England is on the brink of an unprecedented public health experiment, as it prepares to remove almost all Covid-19 restrictions while cases are increasing exponentially.
Sajid Javid, health secretary, told the House of Commons on Tuesday that the “protective wall” of vaccination made it possible to end social-distancing restrictions and “the health, social and economic hardship we know they bring”.
Although some scientists applauded the move to the final step of the unlocking road map on July 19, which prime minister Boris Johnson announced on Monday, others expressed varying degrees of caution or alarm.
“The wall of protection offered by vaccination is not solid — it’s affected by rising case numbers, hospitalisations and the ever present threat of new variants popping up that are vaccine-resistant,” said Professor Lawrence Young, a virologist at Warwick Medical School. “This a big gamble.”
Calum Semple, professor of medicine at Liverpool university and a member of the government’s Sage science advisory group, was more sympathetic. “I wouldn’t say this is a gamble, it’s more of a calculated risk,” he said.
Virologists are worried by the way vaccines are being used to “prevent illness in people rather than the usual primary aim of a vaccine, which is to prevent infection in the first place”, said Professor Richard Tedder of Imperial College London.
“Using these vaccines in the present way to free up our behaviour comes with the very real risk of facilitating the escape of variants which will be even more resistant to vaccines and potentially more infectious,” he said. “Failing to recognise this is playing with fire.”
Azra Ghani, professor of infectious disease epidemiology at Imperial, agreed. “By letting the virus run through the population, we are creating the perfect condition for the selection of mutations that allow the virus to evade the vaccine,” she said. “This strategy may therefore not only be risky for England but could also set back the global fight against the pandemic.”
The outlook is less clear than at any time in the past 15 months. “There’s been uncertainty throughout the pandemic but we’re now in a situation where it’s not just overall transmission that’s changing, it’s also the underlying relationship between the different data streams, such as infections, cases and hospitalisations,” said Adam Kucharski, associate professor in infectious disease epidemiology at the London School of Hygiene and Tropical Medicine.
The three main university groups that provide modelling advice to the UK government are updating their data this week. Their last projections, released in mid-June, showed a wide range of outcomes. This depended on the effectiveness of vaccines against Delta and other new variants; the durability of immunity; how transmissible the virus becomes; and the extent to which people maintain precautions such as mask-wearing and social distancing after legal restrictions end.

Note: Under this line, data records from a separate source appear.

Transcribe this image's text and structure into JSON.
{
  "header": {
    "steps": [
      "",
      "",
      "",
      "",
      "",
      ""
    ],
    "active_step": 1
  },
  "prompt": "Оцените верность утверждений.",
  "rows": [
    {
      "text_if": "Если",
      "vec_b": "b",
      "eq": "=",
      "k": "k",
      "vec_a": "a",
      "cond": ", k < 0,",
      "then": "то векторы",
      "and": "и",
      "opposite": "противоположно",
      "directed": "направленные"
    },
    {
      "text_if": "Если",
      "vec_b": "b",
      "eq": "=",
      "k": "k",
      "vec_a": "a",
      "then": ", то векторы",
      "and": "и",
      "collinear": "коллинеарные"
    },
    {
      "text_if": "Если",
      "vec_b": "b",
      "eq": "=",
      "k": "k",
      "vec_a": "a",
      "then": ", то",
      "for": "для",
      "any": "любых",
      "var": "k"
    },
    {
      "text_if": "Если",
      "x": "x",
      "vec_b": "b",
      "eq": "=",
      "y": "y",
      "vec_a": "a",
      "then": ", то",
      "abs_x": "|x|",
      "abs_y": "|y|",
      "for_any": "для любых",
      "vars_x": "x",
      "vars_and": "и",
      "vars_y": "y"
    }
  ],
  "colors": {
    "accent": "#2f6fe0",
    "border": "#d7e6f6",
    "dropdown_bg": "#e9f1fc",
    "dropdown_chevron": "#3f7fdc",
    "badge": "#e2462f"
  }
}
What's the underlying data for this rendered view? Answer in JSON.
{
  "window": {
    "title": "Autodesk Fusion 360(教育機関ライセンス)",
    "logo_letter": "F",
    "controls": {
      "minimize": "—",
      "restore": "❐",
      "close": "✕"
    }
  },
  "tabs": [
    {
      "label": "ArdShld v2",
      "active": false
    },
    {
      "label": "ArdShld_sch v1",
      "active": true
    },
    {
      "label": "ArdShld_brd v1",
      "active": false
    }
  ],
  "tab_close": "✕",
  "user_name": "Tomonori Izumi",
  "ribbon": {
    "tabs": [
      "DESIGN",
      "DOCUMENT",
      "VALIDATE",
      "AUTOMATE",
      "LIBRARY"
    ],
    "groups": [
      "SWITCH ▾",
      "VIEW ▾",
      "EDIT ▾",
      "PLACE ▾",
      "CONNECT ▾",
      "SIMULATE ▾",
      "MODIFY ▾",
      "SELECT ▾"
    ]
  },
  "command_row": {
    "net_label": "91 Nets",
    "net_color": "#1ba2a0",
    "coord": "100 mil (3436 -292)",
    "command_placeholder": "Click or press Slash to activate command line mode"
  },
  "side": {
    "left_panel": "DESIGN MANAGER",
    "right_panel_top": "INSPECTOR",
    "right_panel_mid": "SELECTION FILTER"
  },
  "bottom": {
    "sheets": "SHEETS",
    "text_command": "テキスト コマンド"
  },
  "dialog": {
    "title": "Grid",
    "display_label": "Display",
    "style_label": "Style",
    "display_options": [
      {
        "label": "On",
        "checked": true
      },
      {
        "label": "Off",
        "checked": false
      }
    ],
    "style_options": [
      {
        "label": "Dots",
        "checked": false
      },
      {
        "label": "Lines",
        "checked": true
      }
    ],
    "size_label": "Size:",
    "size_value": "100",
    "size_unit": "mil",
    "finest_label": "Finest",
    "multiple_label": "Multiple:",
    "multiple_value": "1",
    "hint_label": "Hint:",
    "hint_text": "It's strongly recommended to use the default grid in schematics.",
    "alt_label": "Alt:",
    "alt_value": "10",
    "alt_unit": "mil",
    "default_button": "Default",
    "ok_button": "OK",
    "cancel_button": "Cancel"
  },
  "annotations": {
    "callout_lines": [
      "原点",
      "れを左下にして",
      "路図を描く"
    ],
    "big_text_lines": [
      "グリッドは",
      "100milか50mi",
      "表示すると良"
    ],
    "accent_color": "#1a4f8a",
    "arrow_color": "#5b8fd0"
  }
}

Infections are currently doubling every nine to 10 days, and Javid said on Tuesday that the number of new daily cases could quadruple during the summer to reach 100,000. Although vaccines have cut the mortality rate from about 0.8 per cent before vaccination started to 0.1 per cent today, 100,000 cases would translate into about 3,000 hospital admissions and 100 deaths a day.
Covid on that scale would put the NHS under considerable strain, hospital leaders say. The extra beds and resources required to care for these patients would be diverted from clearing the non-Covid backlog.
The government is on track to achieve its target of offering every adult a first jab and to have given a second dose to two-thirds of adults by July 19, said Matt Linley, senior analyst with the life sciences analytics company Airfinity. It is also set to double-jab every adult by mid-September.
An even faster rollout would not be possible because of supply constraints over the two mRNA vaccines, from BioNTech/Pfizer and Moderna.
In the UK’s favour is one of the world’s highest vaccine acceptance rates, said Airfinity chief executive Rasmus Bech Hansen. “The high uptake among the younger population has surprised us. Our models were more conservative.”
“It seems clear that the government policies are based on a new form of herd immunity strategy,” Kevin Courtney, joint general secretary of the National Education Union, said on Tuesday. “They are hoping that the increase in vaccination rates and the increase in infection rates across the summer will eventually get cases to fall simply because there is no one left to infect.”
The prime minister’s spokesman denied pursuing herd immunity, saying: “It’s not a policy goal of the government. We are moving through the age groups to provide first and second doses.”
Herd immunity has become a dirty phrase for some people because it has connotations of letting infection rip through a population without caring sufficiently about the suffering caused.
But the policy is essentially to build up immunity in the population, aiming to provide as much as possible through vaccination rather than uncontrolled infection, so that eventually cases begin to fall as the virus encounters too few unprotected people to propagate further.
Additional reporting by George Parker